Over the weekend I upgraded a kid's PC from Win98 to XP. I'd been dragging my heels because Win98 was "good enough" for games, IM, and writing school reports, but this installation had long since reached its half-life. Also, I was curious to see what a 98-to-XP upgrade would be like, never having done one. So I fired up the installer and posted the kid on guard to alert me when intervention was required.
He summoned me repeatedly, but in each case the reason was a popup ad, not anything technical. Call me naive, but the frequency and intrusiveness of these ads surprised me. Otherwise, though, the in-place upgrade went smoothly. It really is remarkable that the Win9x kernel can be uprooted, and the NT kernel inserted in its place, with so little disruption.

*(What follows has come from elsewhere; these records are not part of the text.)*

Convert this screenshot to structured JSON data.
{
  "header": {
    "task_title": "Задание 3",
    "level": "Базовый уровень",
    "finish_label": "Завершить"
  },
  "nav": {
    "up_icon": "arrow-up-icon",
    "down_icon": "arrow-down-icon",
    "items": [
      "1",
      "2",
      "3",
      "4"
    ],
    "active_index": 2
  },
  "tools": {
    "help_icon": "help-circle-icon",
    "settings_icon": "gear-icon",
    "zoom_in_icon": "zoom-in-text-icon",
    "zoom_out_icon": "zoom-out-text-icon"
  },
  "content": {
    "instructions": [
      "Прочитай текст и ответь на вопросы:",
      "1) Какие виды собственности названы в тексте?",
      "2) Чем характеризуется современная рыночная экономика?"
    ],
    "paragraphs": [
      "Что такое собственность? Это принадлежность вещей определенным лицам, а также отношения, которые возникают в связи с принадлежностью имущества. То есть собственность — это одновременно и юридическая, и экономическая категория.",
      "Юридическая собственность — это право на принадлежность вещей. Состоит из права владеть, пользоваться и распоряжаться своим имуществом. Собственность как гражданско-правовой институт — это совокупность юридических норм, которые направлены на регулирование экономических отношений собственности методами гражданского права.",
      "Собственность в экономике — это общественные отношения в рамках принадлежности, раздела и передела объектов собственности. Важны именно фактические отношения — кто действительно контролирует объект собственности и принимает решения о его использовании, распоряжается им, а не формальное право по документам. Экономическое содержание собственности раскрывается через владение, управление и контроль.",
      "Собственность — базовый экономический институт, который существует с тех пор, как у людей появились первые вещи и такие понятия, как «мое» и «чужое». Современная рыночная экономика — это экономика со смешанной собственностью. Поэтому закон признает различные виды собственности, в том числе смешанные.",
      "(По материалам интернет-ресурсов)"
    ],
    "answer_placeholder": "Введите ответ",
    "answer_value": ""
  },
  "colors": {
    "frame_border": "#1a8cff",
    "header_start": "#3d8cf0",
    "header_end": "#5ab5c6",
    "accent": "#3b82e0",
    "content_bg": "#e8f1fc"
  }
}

In order to ensure the maximum half-life for the new system, I made myself administrator and gave a limited account to the kid. Then I set him to work verifying that his games still worked. All of them did except for Age of Empires. The installation report suggested I should reinstall it. I switched to my account, did that, and fired up the game. It worked. Then I switched back to the kid's account and fired up the game. It still failed.
So for now, the kid is the proud owner of administrative privilege. I could milk this for irony by pointing out that Age of Empires is a Microsoft product. But I'd rather take this in a different direction. Partial trust is a hard problem, period, in all operating systems and environments. So hard that we either spend inordinate amounts of time figuring out how to make partial trust work, or we punt and allow more trust than we should. Or both.
In this particular example, had I the time and inclination to solve the problem, I'd probably fire up Sysinternals' Filemon and try to find out which file or directory Age of Empires is failing to read or write. Of course the problem could lie elsewhere -- with API permissions rather than file permissions, for example.
This isn't only a Windows issue. Across the board we need better ways to visualize trust boundaries and diagnose problems arising at these boundaries.
Former URL: http://weblog.infoworld.com/udell/2004/05/24.html#a1007